A Downstate appeals panel has reversed a Peoria judge's dismissal of a malpractice suit against Children's Hospital of Illinois, the suit alleging the facility was at fault for the loss of a baby's vision, saying the hospital could be liable for actions by doctors, even though the doctors were contractors to the hospital, because the hospital presented them as employees.
The Jan. 4 decision was delivered by Justice Tom Lytton, with concurrence from Presiding Justice Robert Carter and Justice Vicki Wright, of Illinois Third District Appellate Court in Ottawa. The ruling favored married couple Heather and Justin Terry in their litigation against Children's Hospital of Illinois, which is in Peoria and is run by OSF Healthcare Systems.
The decision was filed under Supreme Court Rule 23, which means it may not be cited as precedent except in the circumstances allowed by the Rule.
In August 2005, Heather gave birth to a girl at OSF. Her daughter was premature and OSF is a facility specializing in premature deliveries and neonatal problems. The baby was immediately placed in the neonatal intensive care unit.
The baby remained in the unit four months, during which time doctors James Hocker, Kamlesh Macwan and Chittaranjah Reddy treated her for, among other things, underdeveloped retinas. A few weeks after the baby’s discharge, another doctor found the baby had detached retinas, which made one eye blind and the other almost so.

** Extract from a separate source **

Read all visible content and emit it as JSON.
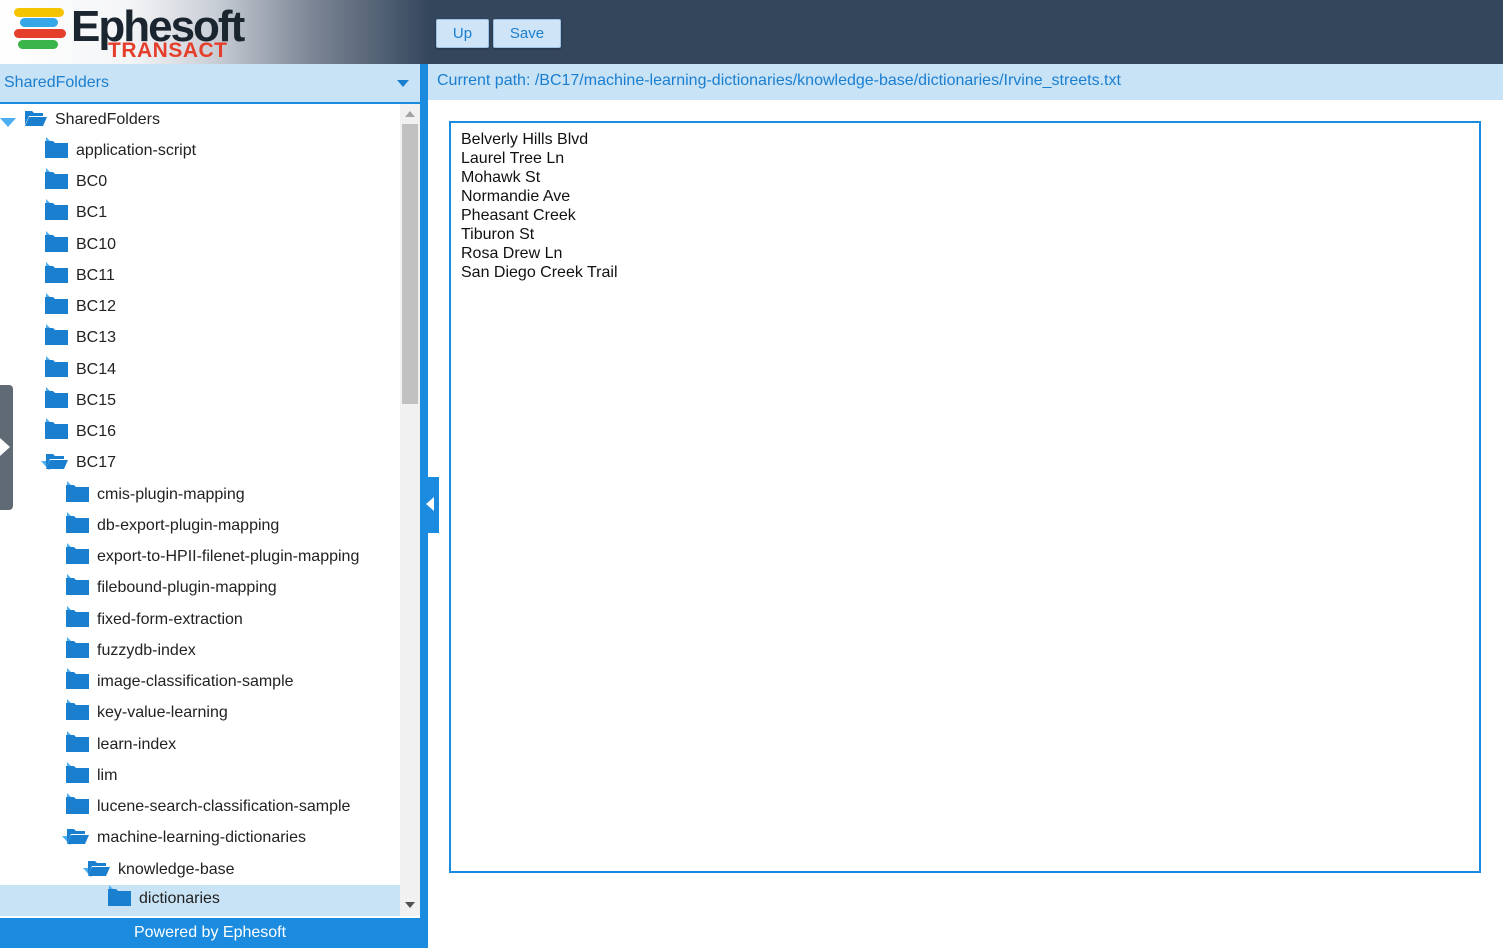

In 2011 in Peoria County Circuit Court, the parents sued OSF, the three doctors at OSF and others, alleging their negligence caused the girl to lose her vision.
OSF argued it was not liable for the doctors' actions, because the doctors were contractors providing services at OSF through an agreement between OSF and their employer, Neonatology Associates. OSF did not control how the doctors treated patients, OSF said.
Circuit Judge Stephen Kouri agreed with OSF, dropping the hospital from the suit.
The Terry couple took the matter to appellate court, arguing OSF was responsible for the doctors on multiple grounds.
The Terrys contended the doctors had “leadership roles” in the neonatal intensive care unit – Hocker was director and Macwan was associate director – and developed the protocol used to treat children with such medical problems.
However, Justice Lytton was not persuaded. He reasoned, although OSF presumably appointed the doctors' to those positions, those titles do not prove OSF exercised control over their duties. Lytton further pointed out OSF pays Neonatology Associates for “administrative and teaching services,” but the medical group bills patients.
Lytton was persuaded by the Terrys' contention that whether or not the doctors were independent of OSF, the hospital presented the doctors as OSF employees. Lytton noted Heather Terry understood the doctors to be working for OSF, because they wore lab coats with the OSF logo and name tags identifying them as OSF staff. In addition, the doctors had offices in the hospital near the intensive care unit.
Reinforcing Heather's belief the doctors worked for OSF, was that she did not arrange with the doctors for her baby's care, but rather relied on OSF to furnish the needed medical services, Lytton observed.
OSF advertising also claims the hospital focuses on neonatal and eye treatment, having top physicians, which implies the physicians are OSF employees, in Lytton's view.
OSF maintained Heather signed a consent form before delivery, which stated “certain physicians” were contractors. However, Lytton found the form to be “ambiguous in that the patient may assume some, all, or none” of the physicians were contractors.
“The record contains support for plaintiffs’ allegations that OSF held out Dr. Reddy and Drs. Hocker and Macwan as its employees,” Lytton concluded.
As a result, Lytton overturned the lower court ruling and reinstated the case against OSF.
The Terrys have been represented by the Chicago firm of Power, Rogers & Smith.
The hospital has been defended by the Peoria office of the Chicago-based Hinshaw & Culbertson firm.